- Assignment -
In the records below, find each line that holds "JSON" and return it.

- Data supplied -

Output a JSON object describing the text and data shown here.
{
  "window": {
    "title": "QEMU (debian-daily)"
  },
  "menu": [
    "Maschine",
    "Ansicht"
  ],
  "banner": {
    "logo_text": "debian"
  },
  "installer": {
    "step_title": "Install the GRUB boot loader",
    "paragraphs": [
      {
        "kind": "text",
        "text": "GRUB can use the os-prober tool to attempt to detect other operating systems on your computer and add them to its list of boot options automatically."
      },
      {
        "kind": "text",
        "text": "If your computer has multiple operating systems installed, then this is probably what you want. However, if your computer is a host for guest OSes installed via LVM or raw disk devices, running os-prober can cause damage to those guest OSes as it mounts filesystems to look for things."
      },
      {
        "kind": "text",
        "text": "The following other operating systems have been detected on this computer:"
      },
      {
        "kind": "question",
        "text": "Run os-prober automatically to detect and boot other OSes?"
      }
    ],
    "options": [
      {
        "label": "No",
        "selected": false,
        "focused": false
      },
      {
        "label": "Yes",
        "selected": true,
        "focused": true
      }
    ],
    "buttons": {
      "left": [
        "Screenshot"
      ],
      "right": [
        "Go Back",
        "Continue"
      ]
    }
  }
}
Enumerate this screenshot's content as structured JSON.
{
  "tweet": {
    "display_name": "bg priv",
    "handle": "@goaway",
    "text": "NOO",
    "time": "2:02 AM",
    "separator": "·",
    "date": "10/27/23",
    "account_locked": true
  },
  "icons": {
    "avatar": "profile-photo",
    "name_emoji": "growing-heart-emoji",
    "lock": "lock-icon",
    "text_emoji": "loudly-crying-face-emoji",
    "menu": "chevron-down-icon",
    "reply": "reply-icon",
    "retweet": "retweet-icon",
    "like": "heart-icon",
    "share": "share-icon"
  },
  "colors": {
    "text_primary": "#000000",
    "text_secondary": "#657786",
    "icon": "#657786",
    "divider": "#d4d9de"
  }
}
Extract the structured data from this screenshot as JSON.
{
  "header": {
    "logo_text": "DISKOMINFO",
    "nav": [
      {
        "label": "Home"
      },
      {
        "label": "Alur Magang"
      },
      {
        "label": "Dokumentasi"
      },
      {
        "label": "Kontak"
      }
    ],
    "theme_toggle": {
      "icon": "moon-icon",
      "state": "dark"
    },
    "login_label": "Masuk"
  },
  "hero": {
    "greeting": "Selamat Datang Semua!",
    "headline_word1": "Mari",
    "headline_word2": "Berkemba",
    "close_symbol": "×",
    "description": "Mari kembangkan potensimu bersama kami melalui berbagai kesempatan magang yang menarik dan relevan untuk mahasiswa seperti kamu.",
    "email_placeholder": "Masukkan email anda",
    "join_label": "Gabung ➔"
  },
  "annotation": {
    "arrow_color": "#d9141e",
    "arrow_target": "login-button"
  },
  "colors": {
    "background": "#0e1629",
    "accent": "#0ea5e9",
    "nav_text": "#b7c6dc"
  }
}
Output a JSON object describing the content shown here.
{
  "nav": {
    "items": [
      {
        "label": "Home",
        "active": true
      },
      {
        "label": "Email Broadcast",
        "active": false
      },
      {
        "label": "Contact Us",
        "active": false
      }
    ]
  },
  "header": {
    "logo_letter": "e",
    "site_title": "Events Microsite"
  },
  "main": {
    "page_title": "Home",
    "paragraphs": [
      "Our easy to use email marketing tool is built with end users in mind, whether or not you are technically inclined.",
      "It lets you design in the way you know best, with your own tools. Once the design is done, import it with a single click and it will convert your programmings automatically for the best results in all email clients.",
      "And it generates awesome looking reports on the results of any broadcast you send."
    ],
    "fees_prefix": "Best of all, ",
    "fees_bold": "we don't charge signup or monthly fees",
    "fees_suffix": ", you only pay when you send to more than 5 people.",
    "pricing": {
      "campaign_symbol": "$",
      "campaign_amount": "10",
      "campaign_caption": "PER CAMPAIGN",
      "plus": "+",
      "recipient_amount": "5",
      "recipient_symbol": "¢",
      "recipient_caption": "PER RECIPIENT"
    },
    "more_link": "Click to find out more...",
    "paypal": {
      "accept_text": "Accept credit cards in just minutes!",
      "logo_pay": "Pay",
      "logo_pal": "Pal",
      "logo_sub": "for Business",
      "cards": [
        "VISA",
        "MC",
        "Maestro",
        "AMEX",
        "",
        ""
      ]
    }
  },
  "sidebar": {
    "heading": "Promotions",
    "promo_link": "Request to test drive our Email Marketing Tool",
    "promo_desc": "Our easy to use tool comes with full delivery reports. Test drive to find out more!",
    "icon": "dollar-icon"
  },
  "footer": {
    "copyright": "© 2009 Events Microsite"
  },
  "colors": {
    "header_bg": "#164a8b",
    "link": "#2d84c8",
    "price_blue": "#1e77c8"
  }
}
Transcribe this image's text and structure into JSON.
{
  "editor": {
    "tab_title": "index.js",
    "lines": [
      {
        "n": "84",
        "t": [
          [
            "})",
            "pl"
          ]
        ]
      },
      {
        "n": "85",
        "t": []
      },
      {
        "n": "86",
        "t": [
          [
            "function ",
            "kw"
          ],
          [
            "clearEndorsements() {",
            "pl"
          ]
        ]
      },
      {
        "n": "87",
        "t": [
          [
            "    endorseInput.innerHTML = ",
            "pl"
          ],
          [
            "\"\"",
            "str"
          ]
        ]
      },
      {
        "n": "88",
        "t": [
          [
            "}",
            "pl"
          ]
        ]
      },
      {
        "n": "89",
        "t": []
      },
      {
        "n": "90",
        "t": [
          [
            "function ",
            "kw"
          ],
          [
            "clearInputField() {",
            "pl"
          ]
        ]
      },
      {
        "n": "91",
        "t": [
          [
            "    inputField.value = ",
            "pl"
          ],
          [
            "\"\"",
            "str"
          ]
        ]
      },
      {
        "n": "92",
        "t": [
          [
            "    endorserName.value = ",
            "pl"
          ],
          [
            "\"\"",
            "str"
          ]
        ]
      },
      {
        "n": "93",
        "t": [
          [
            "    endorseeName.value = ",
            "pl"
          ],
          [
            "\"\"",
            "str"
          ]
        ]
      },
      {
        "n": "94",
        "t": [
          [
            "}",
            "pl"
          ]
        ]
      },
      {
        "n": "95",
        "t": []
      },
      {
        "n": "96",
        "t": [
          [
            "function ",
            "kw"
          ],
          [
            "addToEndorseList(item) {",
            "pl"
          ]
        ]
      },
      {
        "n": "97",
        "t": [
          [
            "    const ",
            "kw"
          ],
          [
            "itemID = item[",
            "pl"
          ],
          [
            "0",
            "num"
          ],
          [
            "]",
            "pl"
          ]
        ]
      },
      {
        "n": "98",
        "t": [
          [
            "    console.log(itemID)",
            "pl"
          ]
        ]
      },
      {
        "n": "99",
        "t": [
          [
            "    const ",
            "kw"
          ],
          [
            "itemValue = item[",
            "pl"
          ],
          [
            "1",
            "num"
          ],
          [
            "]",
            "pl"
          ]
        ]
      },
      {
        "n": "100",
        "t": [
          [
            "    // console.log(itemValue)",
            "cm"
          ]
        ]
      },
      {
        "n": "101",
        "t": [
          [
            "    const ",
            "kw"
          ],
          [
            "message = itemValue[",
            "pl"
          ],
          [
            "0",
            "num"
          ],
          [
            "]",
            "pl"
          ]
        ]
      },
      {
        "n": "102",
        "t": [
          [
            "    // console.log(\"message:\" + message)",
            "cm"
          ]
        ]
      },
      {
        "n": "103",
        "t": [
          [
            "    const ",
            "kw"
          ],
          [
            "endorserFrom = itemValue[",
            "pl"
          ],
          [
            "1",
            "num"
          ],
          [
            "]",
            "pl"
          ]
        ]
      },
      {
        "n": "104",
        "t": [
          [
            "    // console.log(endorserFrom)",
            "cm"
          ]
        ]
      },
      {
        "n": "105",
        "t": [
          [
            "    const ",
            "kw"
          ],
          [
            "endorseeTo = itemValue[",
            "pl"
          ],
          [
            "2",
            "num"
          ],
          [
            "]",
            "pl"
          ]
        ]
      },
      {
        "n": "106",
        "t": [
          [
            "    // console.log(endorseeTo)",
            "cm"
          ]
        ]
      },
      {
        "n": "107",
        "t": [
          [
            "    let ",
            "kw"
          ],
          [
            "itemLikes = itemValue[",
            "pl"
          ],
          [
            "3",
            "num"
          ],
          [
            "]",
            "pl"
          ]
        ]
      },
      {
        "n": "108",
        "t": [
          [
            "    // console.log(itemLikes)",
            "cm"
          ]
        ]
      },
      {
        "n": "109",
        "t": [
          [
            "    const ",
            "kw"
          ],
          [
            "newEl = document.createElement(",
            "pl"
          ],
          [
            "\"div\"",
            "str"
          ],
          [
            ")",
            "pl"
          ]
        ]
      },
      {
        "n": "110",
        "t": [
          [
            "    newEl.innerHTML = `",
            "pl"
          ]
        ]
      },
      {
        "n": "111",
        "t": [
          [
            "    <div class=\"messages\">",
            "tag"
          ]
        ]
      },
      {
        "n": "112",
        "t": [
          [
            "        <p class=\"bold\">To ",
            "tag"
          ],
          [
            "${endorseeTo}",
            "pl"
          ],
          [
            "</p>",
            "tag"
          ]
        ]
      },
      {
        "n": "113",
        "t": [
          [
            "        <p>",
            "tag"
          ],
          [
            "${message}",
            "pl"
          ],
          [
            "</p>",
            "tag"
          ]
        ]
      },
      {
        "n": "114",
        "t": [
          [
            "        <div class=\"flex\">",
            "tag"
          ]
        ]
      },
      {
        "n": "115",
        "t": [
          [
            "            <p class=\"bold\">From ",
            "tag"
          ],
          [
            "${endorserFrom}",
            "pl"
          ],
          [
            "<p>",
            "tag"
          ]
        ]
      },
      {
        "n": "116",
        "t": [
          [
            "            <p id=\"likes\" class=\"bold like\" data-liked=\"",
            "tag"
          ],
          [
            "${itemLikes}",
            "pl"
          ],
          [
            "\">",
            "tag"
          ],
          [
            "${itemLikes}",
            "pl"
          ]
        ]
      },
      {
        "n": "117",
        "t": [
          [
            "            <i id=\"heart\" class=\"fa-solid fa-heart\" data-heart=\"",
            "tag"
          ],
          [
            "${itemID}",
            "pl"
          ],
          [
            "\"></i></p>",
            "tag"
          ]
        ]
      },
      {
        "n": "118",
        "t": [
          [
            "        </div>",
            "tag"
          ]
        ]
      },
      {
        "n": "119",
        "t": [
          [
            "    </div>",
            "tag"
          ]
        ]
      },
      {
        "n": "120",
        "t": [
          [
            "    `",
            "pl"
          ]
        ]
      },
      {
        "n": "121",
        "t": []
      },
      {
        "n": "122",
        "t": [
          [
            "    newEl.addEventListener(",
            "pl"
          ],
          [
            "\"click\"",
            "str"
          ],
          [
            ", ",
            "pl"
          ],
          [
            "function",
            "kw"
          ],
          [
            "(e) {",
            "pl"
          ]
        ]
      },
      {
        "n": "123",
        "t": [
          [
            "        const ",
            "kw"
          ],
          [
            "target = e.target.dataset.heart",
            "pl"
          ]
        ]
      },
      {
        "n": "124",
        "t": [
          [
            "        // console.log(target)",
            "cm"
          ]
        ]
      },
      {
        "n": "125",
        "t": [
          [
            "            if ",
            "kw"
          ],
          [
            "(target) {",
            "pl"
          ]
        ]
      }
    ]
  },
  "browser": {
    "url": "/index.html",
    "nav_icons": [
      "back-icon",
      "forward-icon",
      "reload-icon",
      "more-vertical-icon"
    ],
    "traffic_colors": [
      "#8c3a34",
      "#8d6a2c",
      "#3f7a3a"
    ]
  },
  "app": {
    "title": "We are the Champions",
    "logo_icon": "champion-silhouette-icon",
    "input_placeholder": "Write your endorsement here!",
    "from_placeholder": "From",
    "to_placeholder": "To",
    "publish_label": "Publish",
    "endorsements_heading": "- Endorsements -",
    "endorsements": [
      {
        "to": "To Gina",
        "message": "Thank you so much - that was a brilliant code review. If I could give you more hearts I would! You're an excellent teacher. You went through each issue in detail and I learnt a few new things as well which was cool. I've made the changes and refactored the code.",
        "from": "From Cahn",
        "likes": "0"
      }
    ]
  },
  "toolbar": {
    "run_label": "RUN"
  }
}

- Written response -
Output a JSON object describing the text and data shown here.
Enumerate this screenshot's content as structured JSON.
Extract the structured data from this screenshot as JSON.
Output a JSON object describing the content shown here.
Transcribe this image's text and structure into JSON.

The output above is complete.